Gosh I so relate to that! I have only just started grieving my party girl, but actually I reckon she will still pop up at times, happy partying sober I’m hoping for! Thanks Mrs D 🙂
Great post, @Mrs-D. I’m definitely still working on the identity – The old me was a better fit for a lot of my social circle than the new me.
What a pick-me-up Mrs D! I’ve read this every day since you posted. xo
Awesome perspective. I think I’m going to have a sober grieving party for the person I didn’t like being after drinking 🤗
Great perspective on the change from drinker to non drinker. It reminded me of going to a 21st nearly 40 years ago and the Tequila came out The rest of the night was a blur. My friend phoned me the next day and said how much fun I was. As a shy young woman who lacked confidence, I took those words onboard but didn’t become a party girl for another 14 years. I now look back and realise Alcohol is not fun. As a society we need to change the messaging around Alcohol.
Oh I relate to this so much!
It’s bittersweet changing your perceptions about yourself.
I’m still learning how to be myself out. The alcohol suppressed a lot of self doubt and insecurity.

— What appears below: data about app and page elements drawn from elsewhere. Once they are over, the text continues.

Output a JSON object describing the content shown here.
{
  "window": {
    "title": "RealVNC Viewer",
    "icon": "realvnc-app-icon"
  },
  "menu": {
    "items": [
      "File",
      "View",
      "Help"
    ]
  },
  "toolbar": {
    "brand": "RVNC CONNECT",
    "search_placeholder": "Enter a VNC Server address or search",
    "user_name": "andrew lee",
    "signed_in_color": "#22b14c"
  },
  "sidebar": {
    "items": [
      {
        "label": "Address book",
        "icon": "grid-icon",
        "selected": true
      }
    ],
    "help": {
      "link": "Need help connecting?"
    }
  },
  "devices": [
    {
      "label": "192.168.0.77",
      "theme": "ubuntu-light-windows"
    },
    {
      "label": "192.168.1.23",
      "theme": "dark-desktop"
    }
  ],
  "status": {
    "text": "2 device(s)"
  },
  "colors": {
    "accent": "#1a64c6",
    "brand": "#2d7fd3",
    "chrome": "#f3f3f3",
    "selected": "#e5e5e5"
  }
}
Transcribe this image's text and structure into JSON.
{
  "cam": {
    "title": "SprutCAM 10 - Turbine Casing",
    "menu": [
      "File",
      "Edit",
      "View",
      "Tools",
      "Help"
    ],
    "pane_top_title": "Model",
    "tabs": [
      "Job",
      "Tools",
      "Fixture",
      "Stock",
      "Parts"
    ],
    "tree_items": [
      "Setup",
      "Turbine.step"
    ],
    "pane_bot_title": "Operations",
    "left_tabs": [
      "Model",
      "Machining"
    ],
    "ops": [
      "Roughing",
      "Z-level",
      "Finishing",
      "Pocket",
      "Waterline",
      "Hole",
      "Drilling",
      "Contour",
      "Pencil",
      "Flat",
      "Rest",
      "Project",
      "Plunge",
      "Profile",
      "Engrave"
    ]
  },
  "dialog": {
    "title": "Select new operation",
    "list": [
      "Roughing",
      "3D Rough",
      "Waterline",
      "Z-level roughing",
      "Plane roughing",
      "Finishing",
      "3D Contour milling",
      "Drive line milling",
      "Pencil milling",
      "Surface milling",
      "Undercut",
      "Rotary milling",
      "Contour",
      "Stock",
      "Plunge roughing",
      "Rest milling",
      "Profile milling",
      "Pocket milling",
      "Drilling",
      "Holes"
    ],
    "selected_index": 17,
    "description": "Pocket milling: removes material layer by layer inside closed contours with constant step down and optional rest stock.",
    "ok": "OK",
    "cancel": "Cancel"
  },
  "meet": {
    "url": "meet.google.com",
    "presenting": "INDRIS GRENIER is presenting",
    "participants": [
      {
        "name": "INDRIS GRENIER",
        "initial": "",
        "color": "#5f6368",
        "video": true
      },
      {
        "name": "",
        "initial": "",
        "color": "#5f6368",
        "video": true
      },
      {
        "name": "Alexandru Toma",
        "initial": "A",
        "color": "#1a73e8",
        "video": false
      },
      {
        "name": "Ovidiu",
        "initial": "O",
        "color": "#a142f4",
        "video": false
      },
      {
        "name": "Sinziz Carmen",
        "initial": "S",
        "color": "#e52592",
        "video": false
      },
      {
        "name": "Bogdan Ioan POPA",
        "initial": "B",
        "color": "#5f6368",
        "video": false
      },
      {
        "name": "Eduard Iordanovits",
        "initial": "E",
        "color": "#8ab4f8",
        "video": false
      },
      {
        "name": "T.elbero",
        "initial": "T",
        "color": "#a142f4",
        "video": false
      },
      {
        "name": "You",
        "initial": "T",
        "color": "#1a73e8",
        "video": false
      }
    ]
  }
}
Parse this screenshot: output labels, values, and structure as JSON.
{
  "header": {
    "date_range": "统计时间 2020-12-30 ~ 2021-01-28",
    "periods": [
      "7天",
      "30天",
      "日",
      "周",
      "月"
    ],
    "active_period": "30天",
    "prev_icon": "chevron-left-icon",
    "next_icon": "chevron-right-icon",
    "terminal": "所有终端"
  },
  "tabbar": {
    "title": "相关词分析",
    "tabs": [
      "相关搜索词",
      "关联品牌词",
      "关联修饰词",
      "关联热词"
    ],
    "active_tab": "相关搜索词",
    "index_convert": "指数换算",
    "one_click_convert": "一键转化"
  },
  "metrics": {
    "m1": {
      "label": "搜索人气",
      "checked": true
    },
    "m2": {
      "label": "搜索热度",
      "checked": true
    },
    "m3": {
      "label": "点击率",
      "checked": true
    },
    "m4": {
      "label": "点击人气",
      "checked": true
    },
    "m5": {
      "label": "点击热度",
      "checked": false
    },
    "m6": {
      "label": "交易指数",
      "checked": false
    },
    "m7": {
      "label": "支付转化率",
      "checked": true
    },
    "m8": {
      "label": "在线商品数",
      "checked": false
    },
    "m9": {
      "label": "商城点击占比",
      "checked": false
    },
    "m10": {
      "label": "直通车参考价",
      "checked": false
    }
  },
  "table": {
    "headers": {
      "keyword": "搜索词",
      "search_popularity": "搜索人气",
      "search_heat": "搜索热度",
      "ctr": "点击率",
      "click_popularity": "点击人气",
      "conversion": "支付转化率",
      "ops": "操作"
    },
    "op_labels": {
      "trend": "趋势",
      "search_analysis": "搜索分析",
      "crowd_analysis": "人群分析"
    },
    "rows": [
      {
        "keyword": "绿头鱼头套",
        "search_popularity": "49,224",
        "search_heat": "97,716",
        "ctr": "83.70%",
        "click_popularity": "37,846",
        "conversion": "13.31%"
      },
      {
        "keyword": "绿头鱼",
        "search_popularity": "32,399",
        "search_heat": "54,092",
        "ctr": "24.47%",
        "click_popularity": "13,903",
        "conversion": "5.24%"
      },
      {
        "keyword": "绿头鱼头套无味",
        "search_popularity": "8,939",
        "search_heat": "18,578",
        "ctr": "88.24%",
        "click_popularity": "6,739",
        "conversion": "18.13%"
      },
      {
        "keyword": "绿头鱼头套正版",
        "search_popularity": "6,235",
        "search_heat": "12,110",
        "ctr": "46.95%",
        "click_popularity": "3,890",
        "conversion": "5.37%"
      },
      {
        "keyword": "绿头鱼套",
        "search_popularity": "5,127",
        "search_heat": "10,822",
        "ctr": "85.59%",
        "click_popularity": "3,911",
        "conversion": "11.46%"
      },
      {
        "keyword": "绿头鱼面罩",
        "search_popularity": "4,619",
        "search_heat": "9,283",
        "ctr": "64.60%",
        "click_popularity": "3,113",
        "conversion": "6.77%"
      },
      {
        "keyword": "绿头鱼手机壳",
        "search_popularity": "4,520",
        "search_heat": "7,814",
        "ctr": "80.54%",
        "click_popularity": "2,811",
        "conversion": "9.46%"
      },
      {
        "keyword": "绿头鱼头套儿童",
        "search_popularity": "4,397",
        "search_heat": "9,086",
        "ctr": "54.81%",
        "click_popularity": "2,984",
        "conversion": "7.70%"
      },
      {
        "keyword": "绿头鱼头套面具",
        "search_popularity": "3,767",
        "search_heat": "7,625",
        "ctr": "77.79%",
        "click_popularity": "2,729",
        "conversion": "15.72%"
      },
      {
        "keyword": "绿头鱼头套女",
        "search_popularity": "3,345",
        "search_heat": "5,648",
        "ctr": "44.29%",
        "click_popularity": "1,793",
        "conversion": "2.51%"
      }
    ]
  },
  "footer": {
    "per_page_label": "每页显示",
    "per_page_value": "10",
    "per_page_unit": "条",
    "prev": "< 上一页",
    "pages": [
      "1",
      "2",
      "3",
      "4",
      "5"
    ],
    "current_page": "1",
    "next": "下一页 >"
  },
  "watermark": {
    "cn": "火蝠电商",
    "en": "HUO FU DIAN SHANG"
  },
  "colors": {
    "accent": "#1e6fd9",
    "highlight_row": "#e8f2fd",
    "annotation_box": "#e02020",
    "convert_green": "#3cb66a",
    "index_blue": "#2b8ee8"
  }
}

Without it, I can be quite self conscious.
That’s not always a bad thing though, or better than being brash and overly confident.
I’ll get there, still early days (423 I believe).
Thank you Mrs D
Timely post, although Im not the party girl any more I am finding new ways of adjusting to the new me. Still learning about myself at my age, who new!
I was that same party girl and really surprised to learn when sober that I am more of an introvert.
I have had to relearn how to enjoy and have joy in settings where I once used alcohol to facilitate. Now, if I see someone who resembles the old me talking a little too loud , laughing a little too much , drink in hand all night long, I feel compassion , not envy. It just wasn’t as much fun as alcohol distorted it to be ! I do think sometimes I’m a bit boring but I work hard to let go of my need to entertain and keep the party going, or what we know now is codependence.
I’m delighted to be the real me again. This is the happiest I’ve been in years, the true real authentic me has returned. Your post was spot on!! Many thanks 😘
I struggle with that too as I was the one skinny dipping or leading the night somewhere… I am glad you have resolved it and you are content in yourself. What a great feeling! Thanks for this Mrs. D!
Oh, I really liked this post and connected to it a lot. I am a slow learner and just now am really feeling like I am ready to accept the ‘new’ me as a keeper. Loved the part about the best parenting moments being in the evening and at times when we would normally be very drunk. Also, the part about being better at listening and really connecting to others. Thank you for this xo
Great topic! Thanks
I miss her sometimes too, my party girl, but now it’s a bit like missing my youth, something I just can’t keep going forever. Recently I have had to start caring for my elderly mother and the conversations and interactions I share with her are a complete change to how we interacted before. So the saying that ‘the only constant is change’ feels apt right now.
Am I reinventing myself? Or evolving? Or adapting? Not sure what to call it but I’m happy to be present and conscious and sober while it happens. Don’t want to miss out on seeing what’s next.
Thanks for this, altjough I don’t miss my party girl, my friends do but she was not the real me, the real me is quiet and a bit introverted, I created s whole new person with drink, who was she? Dancing on tables, singing, it wasn’t me that’s for sure! Ha
Lovely post. Thanks.
Thank you kfor your honesty and time.
I like that last Line Mrs. D. “No-one ever woke up regretting not drinking the night before.” I’ll remember that when I feel tempted. I ordered your book and I am waiting for it! Can’t wait to read it!
Great post Mrs. D.
This is great. Thank you for sharing.